"Overseas investors have pulled money from Malaysian stocks for a fifth straight week following the longest buying spree in two years.
"The FTSE Bursa Malaysia KLCI Index is the only decliner among major developing peers in Southeast Asia in 2016," it said.
It cited MIDF Amanah Investment Bank which said foreign investors sold a net RM3.9 billion of Malaysian shares in the five weeks from the end of April.
This reduced inflow to RM2.48 billion to date compared with outflows of RM19.5 billion last year and RM6.9 billion last year.
The net outflow of foreign funds was seen throughout May, shortly after 1MDB on April 26 defaulted on the coupon payment for its US$1.75 billion bond.
The Malaysian fund defaulted for the second time on another US$1.75 billion fund on May 11.
The country's stock market had seen a brief recovery at the start of this year, but the 1MDB's defaults coupled with escalating international investigation had caused jitters among investors.

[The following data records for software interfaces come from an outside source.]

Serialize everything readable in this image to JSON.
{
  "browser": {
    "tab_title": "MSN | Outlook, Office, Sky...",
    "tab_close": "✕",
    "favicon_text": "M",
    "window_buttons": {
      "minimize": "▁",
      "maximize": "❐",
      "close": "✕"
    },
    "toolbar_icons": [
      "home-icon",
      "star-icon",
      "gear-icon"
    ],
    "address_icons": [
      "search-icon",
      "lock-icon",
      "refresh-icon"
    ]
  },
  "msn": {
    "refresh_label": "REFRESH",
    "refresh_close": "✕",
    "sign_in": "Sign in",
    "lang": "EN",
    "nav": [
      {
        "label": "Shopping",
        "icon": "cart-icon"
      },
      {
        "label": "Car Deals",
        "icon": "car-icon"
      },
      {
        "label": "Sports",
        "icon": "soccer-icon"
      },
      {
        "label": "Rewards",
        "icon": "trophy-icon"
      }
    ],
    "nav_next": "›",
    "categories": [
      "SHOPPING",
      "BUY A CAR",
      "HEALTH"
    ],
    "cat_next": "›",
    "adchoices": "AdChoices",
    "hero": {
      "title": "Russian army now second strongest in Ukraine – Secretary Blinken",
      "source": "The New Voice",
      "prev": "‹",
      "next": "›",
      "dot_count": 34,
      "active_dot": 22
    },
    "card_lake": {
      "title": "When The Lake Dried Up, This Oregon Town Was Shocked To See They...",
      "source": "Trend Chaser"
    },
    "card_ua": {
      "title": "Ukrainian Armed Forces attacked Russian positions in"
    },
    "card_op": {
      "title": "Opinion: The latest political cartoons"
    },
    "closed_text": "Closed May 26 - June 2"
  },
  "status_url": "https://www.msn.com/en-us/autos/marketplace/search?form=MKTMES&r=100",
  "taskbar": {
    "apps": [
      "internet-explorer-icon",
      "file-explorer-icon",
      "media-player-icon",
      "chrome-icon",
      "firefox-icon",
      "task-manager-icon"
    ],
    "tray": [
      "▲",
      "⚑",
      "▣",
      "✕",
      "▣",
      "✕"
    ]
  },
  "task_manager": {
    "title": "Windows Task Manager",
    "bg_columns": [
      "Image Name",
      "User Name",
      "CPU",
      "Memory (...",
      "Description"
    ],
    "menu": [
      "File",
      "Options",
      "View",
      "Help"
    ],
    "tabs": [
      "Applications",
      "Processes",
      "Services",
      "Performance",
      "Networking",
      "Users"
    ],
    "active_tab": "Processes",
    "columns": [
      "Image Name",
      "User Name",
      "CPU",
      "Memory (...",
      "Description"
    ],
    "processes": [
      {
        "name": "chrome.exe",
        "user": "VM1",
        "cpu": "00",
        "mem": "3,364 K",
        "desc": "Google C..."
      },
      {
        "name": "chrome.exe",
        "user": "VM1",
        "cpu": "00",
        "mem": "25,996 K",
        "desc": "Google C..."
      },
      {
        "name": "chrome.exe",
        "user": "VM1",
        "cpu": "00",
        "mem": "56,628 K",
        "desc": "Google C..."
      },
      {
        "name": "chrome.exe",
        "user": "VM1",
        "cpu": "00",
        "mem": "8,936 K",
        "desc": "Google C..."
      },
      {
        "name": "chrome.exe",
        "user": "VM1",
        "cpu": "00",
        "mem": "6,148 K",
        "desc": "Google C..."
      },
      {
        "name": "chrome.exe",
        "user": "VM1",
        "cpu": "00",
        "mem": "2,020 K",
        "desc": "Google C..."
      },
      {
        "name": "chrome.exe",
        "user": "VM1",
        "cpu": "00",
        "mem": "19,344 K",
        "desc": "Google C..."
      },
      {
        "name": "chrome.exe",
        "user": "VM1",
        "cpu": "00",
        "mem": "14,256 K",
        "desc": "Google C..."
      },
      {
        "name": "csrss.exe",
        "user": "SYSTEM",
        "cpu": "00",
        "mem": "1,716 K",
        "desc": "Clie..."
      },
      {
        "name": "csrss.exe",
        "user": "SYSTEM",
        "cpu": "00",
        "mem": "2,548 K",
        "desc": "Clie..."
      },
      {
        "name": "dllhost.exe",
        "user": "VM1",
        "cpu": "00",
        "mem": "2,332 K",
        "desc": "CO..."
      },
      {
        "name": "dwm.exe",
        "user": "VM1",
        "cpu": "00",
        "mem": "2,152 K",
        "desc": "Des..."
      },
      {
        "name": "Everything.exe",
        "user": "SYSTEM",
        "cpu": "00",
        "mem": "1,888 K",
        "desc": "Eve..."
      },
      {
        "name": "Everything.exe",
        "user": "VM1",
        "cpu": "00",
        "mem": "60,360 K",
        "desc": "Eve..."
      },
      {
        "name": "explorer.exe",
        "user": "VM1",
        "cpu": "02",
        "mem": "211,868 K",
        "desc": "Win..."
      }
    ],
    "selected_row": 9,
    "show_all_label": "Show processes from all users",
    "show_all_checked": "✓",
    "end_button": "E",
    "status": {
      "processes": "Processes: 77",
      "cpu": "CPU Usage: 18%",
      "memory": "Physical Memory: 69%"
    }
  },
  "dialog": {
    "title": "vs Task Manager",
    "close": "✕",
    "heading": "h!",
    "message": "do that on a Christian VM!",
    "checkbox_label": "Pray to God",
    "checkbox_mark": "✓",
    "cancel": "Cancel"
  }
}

"The exodus of international funds is a dramatic reversal from the first quarter of the year when money managers piled in at the fastest pace in Southeast Asia, propelling the stock index to an eight-month high.
"After gaining 7.9 percent from this year's low in January, the stock index has retreated almost six percent from the April peak.
"That's pushed Malaysia's stock index far behind in the rally by its emerging peers in Southeast Asia even as lower valuations have created some bargains," Bloomberg said in its report.
The report, quoting Baring Asset Management, said the prolonged impact of 1MDB prompted investors to seek out other markets in the region.
"People are probably getting impatient as they continue to hear noises about 1MDB," Hong Kong-based money manager at Baring Asset Lim Soo Hai was quoted as saying.
“We're hesitant to invest in Malaysia as we're not seeing a lot of interesting stocks that we can find," he added.
It is not all doom as gloom as not all money managers were bearish with Malaysia's prospects.
"This is a healthy correction and might be the best opportunity out there to position for the next leg up," KL-based Amundi Malaysia investment manager Tan Ming Han was quoted as saying.
"It's similar to a seasonal downpour resulting from economic, political and global macro noises," he added.